Making good decisions in the grey zone.
The COVID-19 pandemic has made us think harder about the decisions we make.
Sometimes it’s a personal choice: is it right to visit my lonely elderly relative, or should I stay away to avoid any chance of transmitting the virus?
In other situations, it’s a matter of public policy: does the harm of workers losing jobs outweigh the health benefits of shutting down cafés and restaurants?
In extreme cases— as we’ve seen overseas, though thankfully not Australia — it can be a matter of life and death: who gets care when there are more patients than ventilators in the intensive care ward?
In all these examples, we must operate in the grey zone, navigating conflicting priorities and interests, and drawing on contested or uncertain evidence. It is all very well to say, “listen to the experts”, but expert opinion can differ, as we know from the debates about when schools should re-open or whether it is beneficial for everyone to wear face masks in public.

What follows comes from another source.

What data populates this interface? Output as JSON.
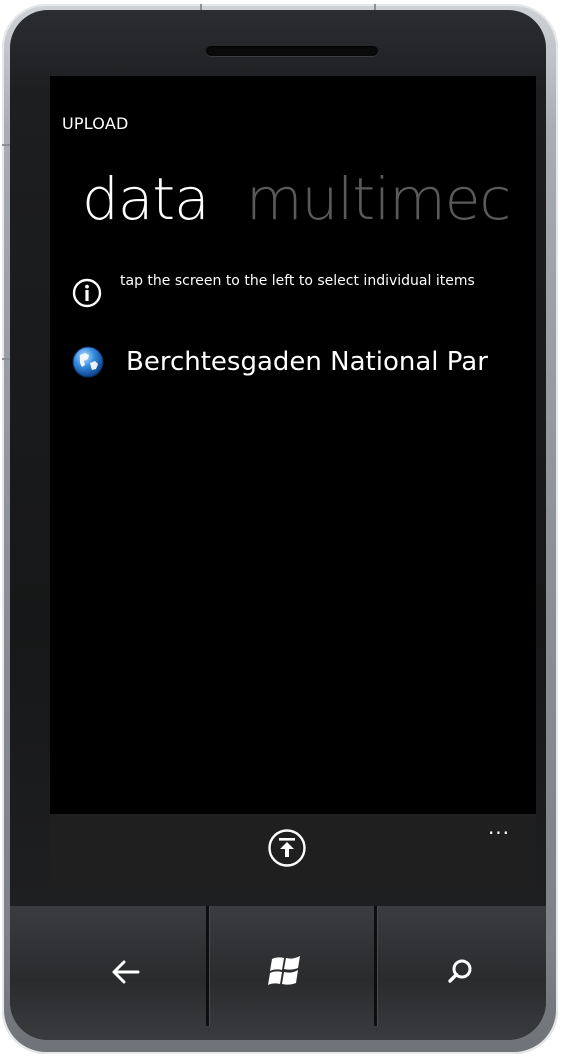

The pandemic has brought such grey-zone dilemmas into focus, but in truth they are always with us. Thankfully, rules, guidelines and codes of conduct make many everyday choices clear— I don’t have to think about what side of the road to drive on or what speed to drive at. But it is impossible to devise a rule to cover every situation, nor would it be desirable to do so. We’d end up living in some horrific totalitarian bureaucracy in which we did not need to think about our decisions at all. Ideas of personal responsibility and accountability would be thrown out the window, because we could all justify our actions with the Nuremburg defence: “I was just following orders”.

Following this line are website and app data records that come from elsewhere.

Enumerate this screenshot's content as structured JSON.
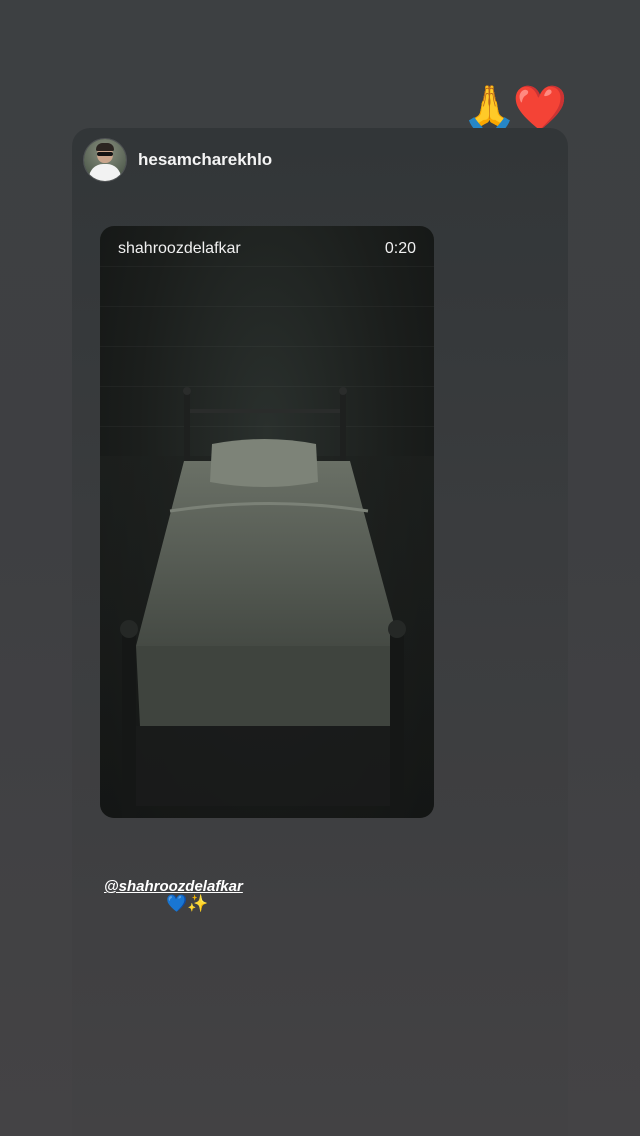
{
  "story": {
    "reaction_emojis": "🙏❤️",
    "author": {
      "username": "hesamcharekhlo"
    },
    "shared_post": {
      "username": "shahroozdelafkar",
      "duration": "0:20"
    },
    "caption": {
      "mention": "@shahroozdelafkar",
      "emojis": "💙✨"
    }
  }
}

After observing the trial of Adolf Eichmann, the German public servant who organised the transport of Jews to the death camps, the philosopher Hannah Arendt observed that human beings must “be capable of telling right from wrong even when all they have to guide them is their own judgement”. And as she noted, sometimes this might put us at odds with everyone else around us. Doing a good job of being human requires us to develop the capacity to make good judgements, both in our work and in our personal life. It is a capacity that is enhanced by being open to new information and to different points of view. It is a capacity that requires us to be alert to our tendency to make decisions that benefit us personally, even when we are convinced that we are being entirely objective. It is a capacity that is exercised together with core virtues like integrity, courage, generosity and fairness. And, as with so many things in life, good judgement is something that we can only get better at with practice.